* [TASK REQUIREMENTS]: Repeat every record exactly as given.

### INPUT DATA

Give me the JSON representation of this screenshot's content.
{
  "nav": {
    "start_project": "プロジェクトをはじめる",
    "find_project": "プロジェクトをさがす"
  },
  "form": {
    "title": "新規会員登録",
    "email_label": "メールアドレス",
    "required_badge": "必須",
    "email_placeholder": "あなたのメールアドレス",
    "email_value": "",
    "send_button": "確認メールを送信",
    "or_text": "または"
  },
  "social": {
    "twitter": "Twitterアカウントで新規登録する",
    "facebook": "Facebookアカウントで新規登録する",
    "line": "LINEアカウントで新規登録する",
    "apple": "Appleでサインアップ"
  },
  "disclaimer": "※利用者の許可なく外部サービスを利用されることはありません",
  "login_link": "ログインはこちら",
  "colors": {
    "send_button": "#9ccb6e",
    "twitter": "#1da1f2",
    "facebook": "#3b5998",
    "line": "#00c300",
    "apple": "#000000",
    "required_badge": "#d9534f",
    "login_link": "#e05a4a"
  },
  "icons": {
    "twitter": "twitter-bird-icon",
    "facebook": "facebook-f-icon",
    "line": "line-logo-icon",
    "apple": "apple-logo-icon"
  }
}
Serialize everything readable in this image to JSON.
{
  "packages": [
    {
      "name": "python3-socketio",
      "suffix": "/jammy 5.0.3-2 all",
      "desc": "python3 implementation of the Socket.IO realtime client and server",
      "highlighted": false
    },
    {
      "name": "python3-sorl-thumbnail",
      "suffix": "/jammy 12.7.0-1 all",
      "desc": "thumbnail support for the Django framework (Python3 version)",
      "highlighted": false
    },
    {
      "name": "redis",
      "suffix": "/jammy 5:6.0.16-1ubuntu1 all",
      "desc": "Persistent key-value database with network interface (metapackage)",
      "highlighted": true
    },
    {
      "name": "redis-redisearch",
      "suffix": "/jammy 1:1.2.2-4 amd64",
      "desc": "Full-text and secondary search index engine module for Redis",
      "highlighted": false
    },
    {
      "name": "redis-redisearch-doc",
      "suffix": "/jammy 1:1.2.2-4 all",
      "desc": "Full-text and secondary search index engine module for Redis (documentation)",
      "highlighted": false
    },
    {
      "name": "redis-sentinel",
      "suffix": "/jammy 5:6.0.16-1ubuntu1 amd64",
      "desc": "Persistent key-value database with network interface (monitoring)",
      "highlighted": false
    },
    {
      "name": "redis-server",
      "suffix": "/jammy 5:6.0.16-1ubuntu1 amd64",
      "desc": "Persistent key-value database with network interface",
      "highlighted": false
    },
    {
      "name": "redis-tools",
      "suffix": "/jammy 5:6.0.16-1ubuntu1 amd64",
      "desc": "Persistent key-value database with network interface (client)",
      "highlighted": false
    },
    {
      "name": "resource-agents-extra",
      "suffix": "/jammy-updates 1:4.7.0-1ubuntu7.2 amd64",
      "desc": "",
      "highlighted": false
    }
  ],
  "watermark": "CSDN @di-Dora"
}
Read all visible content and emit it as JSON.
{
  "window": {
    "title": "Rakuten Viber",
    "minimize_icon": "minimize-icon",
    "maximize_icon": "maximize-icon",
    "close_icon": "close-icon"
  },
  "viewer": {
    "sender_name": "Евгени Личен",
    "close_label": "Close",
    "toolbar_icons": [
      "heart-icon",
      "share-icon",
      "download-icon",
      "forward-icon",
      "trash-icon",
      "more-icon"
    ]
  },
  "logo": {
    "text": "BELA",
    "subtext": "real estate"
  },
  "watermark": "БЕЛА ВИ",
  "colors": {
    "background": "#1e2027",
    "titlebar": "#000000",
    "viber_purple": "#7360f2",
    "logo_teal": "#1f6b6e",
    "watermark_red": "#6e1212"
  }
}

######

* [YOUR SOLUTION]:
Give me the JSON representation of this screenshot's content.
{
  "nav": {
    "start_project": "プロジェクトをはじめる",
    "find_project": "プロジェクトをさがす"
  },
  "form": {
    "title": "新規会員登録",
    "email_label": "メールアドレス",
    "required_badge": "必須",
    "email_placeholder": "あなたのメールアドレス",
    "email_value": "",
    "send_button": "確認メールを送信",
    "or_text": "または"
  },
  "social": {
    "twitter": "Twitterアカウントで新規登録する",
    "facebook": "Facebookアカウントで新規登録する",
    "line": "LINEアカウントで新規登録する",
    "apple": "Appleでサインアップ"
  },
  "disclaimer": "※利用者の許可なく外部サービスを利用されることはありません",
  "login_link": "ログインはこちら",
  "colors": {
    "send_button": "#9ccb6e",
    "twitter": "#1da1f2",
    "facebook": "#3b5998",
    "line": "#00c300",
    "apple": "#000000",
    "required_badge": "#d9534f",
    "login_link": "#e05a4a"
  },
  "icons": {
    "twitter": "twitter-bird-icon",
    "facebook": "facebook-f-icon",
    "line": "line-logo-icon",
    "apple": "apple-logo-icon"
  }
}
Serialize everything readable in this image to JSON.
{
  "packages": [
    {
      "name": "python3-socketio",
      "suffix": "/jammy 5.0.3-2 all",
      "desc": "python3 implementation of the Socket.IO realtime client and server",
      "highlighted": false
    },
    {
      "name": "python3-sorl-thumbnail",
      "suffix": "/jammy 12.7.0-1 all",
      "desc": "thumbnail support for the Django framework (Python3 version)",
      "highlighted": false
    },
    {
      "name": "redis",
      "suffix": "/jammy 5:6.0.16-1ubuntu1 all",
      "desc": "Persistent key-value database with network interface (metapackage)",
      "highlighted": true
    },
    {
      "name": "redis-redisearch",
      "suffix": "/jammy 1:1.2.2-4 amd64",
      "desc": "Full-text and secondary search index engine module for Redis",
      "highlighted": false
    },
    {
      "name": "redis-redisearch-doc",
      "suffix": "/jammy 1:1.2.2-4 all",
      "desc": "Full-text and secondary search index engine module for Redis (documentation)",
      "highlighted": false
    },
    {
      "name": "redis-sentinel",
      "suffix": "/jammy 5:6.0.16-1ubuntu1 amd64",
      "desc": "Persistent key-value database with network interface (monitoring)",
      "highlighted": false
    },
    {
      "name": "redis-server",
      "suffix": "/jammy 5:6.0.16-1ubuntu1 amd64",
      "desc": "Persistent key-value database with network interface",
      "highlighted": false
    },
    {
      "name": "redis-tools",
      "suffix": "/jammy 5:6.0.16-1ubuntu1 amd64",
      "desc": "Persistent key-value database with network interface (client)",
      "highlighted": false
    },
    {
      "name": "resource-agents-extra",
      "suffix": "/jammy-updates 1:4.7.0-1ubuntu7.2 amd64",
      "desc": "",
      "highlighted": false
    }
  ],
  "watermark": "CSDN @di-Dora"
}
Read all visible content and emit it as JSON.
{
  "window": {
    "title": "Rakuten Viber",
    "minimize_icon": "minimize-icon",
    "maximize_icon": "maximize-icon",
    "close_icon": "close-icon"
  },
  "viewer": {
    "sender_name": "Евгени Личен",
    "close_label": "Close",
    "toolbar_icons": [
      "heart-icon",
      "share-icon",
      "download-icon",
      "forward-icon",
      "trash-icon",
      "more-icon"
    ]
  },
  "logo": {
    "text": "BELA",
    "subtext": "real estate"
  },
  "watermark": "БЕЛА ВИ",
  "colors": {
    "background": "#1e2027",
    "titlebar": "#000000",
    "viber_purple": "#7360f2",
    "logo_teal": "#1f6b6e",
    "watermark_red": "#6e1212"
  }
}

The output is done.